I recently came across an informative retirement study conducted by the Society of Actuaries in 2013. It consisted of 8 focus groups based upon income. Here are some of the key points.
- Many people who say that they retired voluntarily actually received a little push. This push took the form of the inability to perform the physical demands of the job, health issues or needing to look after a family member. Thus the distinction between voluntary and involuntary retirement may not be so clear cut.
- The desire to pursue activities and hobbies is not a reason why people retired.
- Most people took Social Security at 62 based on a simple break even analysis.
- They are very aware of their regular income and expenses. They are adaptable when it comes to spending decisions and are accustomed to making trade-offs. Many maintain a separate fund which they use for discretionary spending such as travel.
- Their primary asset management strategy is capital preservation.
- They do not have a plan of systematic withdrawals from their retirement accounts.
- They are very careful about debt and generally do not have large credit card balances.
- When it comes to planning, the focus is on short term rather than the long term. They are most interested in cash flow for the current year and generally do not factor inflation into their plans.
- Health is considered to be the biggest threat to their financial security but they do not explicitly plan for it.
- Risk management is focused on asset preservation, debt minimization and controlling spending. Understanding longevity risk is a huge gap in their knowledge base. This suggests that some may struggle in later years.
- There are differences between men and women. Men appear confident that they can manage any financial situation that arises. Women are more concerned about financial security and worry more about running out of money, long term care and impacting their children. Women are more social and family oriented than men. Women, more so then men, are likely to be caregivers. Women’s concerns seem justified since they generally marry older men.
- People want to hold onto their homes and home equity for as long as possible. However, some plan to downsize.
- Most people are satisfied with their retirement decisions. Some would have liked to have worked longer. Some were lonely, especially widows. However, they find value in their freedom. People tend to think more about the quality of their retirement and not the quantity of their retirement years.
OK, you may be thinking, nice to know but so what?
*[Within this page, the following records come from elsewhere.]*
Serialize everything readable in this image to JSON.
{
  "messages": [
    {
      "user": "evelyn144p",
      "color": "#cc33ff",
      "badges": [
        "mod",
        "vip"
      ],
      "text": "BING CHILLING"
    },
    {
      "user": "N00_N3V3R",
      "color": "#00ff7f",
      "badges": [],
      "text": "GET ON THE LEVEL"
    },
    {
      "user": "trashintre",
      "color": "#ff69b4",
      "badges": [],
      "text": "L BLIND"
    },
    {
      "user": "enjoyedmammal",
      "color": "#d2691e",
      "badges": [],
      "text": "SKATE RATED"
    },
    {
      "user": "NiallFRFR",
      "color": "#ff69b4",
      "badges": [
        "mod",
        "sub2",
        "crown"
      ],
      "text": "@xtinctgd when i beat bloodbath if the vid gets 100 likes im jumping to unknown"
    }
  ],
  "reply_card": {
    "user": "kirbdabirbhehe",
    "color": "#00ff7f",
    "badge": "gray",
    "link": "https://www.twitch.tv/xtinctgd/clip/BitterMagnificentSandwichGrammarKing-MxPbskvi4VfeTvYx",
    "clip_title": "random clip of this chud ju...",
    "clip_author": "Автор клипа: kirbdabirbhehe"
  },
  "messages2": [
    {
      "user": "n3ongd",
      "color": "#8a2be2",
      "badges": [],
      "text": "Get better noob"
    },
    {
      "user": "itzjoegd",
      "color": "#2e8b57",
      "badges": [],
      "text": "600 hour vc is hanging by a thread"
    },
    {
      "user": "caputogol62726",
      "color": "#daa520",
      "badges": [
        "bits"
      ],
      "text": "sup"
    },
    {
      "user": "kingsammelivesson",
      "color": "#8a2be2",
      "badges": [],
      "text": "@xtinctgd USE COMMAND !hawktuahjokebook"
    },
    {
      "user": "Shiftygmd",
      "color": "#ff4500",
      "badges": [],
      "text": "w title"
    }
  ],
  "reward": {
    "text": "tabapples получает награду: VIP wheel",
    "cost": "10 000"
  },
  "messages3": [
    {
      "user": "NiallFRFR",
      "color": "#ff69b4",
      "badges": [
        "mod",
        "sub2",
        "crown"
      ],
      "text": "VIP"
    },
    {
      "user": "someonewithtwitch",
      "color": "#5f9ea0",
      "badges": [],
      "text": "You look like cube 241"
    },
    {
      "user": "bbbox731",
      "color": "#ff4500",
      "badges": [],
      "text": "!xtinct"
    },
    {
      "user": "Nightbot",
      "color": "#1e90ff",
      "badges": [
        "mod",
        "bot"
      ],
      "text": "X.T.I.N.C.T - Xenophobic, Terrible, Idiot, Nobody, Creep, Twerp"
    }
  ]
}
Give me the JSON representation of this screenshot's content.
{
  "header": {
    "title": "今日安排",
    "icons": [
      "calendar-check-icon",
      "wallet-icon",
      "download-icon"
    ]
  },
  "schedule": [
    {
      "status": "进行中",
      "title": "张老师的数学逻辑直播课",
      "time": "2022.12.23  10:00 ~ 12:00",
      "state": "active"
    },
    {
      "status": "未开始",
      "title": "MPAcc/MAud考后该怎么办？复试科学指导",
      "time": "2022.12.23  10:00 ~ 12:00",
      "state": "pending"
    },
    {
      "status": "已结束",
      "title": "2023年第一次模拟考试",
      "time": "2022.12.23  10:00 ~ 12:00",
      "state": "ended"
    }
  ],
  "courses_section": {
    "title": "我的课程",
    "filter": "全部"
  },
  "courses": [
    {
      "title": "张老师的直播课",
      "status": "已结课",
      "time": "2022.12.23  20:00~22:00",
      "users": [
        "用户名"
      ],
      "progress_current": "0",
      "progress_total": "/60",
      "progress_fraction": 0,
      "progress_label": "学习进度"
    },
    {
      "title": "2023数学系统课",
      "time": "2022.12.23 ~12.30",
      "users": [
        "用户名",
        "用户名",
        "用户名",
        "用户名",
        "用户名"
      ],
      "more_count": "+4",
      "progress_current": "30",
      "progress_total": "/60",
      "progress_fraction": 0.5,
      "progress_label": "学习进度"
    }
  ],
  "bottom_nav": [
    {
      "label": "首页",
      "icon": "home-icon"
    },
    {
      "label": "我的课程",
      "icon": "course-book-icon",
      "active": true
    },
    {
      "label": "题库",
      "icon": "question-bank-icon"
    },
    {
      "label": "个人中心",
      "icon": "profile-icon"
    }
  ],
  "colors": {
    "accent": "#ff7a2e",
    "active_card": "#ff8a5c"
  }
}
I agree. I read tons of retirement articles. But sometimes I run across one that is valuable. Here’s my take on this one. I like that this study is data driven. It gives me confidence that I can use it as a benchmark as long as my situation is similar (in this case retired). I can compare how I’m doing with others (i.e. the benchmark). This is especially valuable for areas where people are not doing such a great job such as not thoroughly analyzing when to start Social Security, not having a plan of systematic asset withdrawals from their retirement accounts and not including longevity risk in financial planning.
Here’s how I use this study as a benchmark.
Claiming Social Security Retirement benefits
I did much more analysis that a simple break-even calculation.
I actually wrote a post on this in which I list the 4 reasons when it makes sense to take Social Security at 62 and why it may be good to wait.
Systematic asset withdrawal
I don’t follow a specific rule such as the 4% a year rule. However, my retirement plan does show the percent of asset withdrawals per year over my entire retirement planning horizon. I am able to “eyeball” what my withdrawal percentage rate looks like every year and see if I am in the ballpark relative to the 4% a year rule.
When it comes to eventual Required Minimum Distributions from my deferred savings accounts (401k), I am taking steps now to minimize the future tax bite that many people get hit by.
Including longevity in financial planning
Longevity risk is accounted for in the detailed retirement income planner tool that I use from Fidelity. I use age 94 as my end of life plan which enables me to see if and when I might run out of money and also enables me to proactively come up with solutions.
I have looked into Long Term Health Insurance and have decided that it is not for me.
My wife and I are proactively looking into Continuing Care Retirement Communities vs. Aging in Place.
So when I compare myself with the participants, I am satisfied that I am doing an above average job in managing my retirement. And that’s the value that I get out of this study.
I hope that you find some value in it too.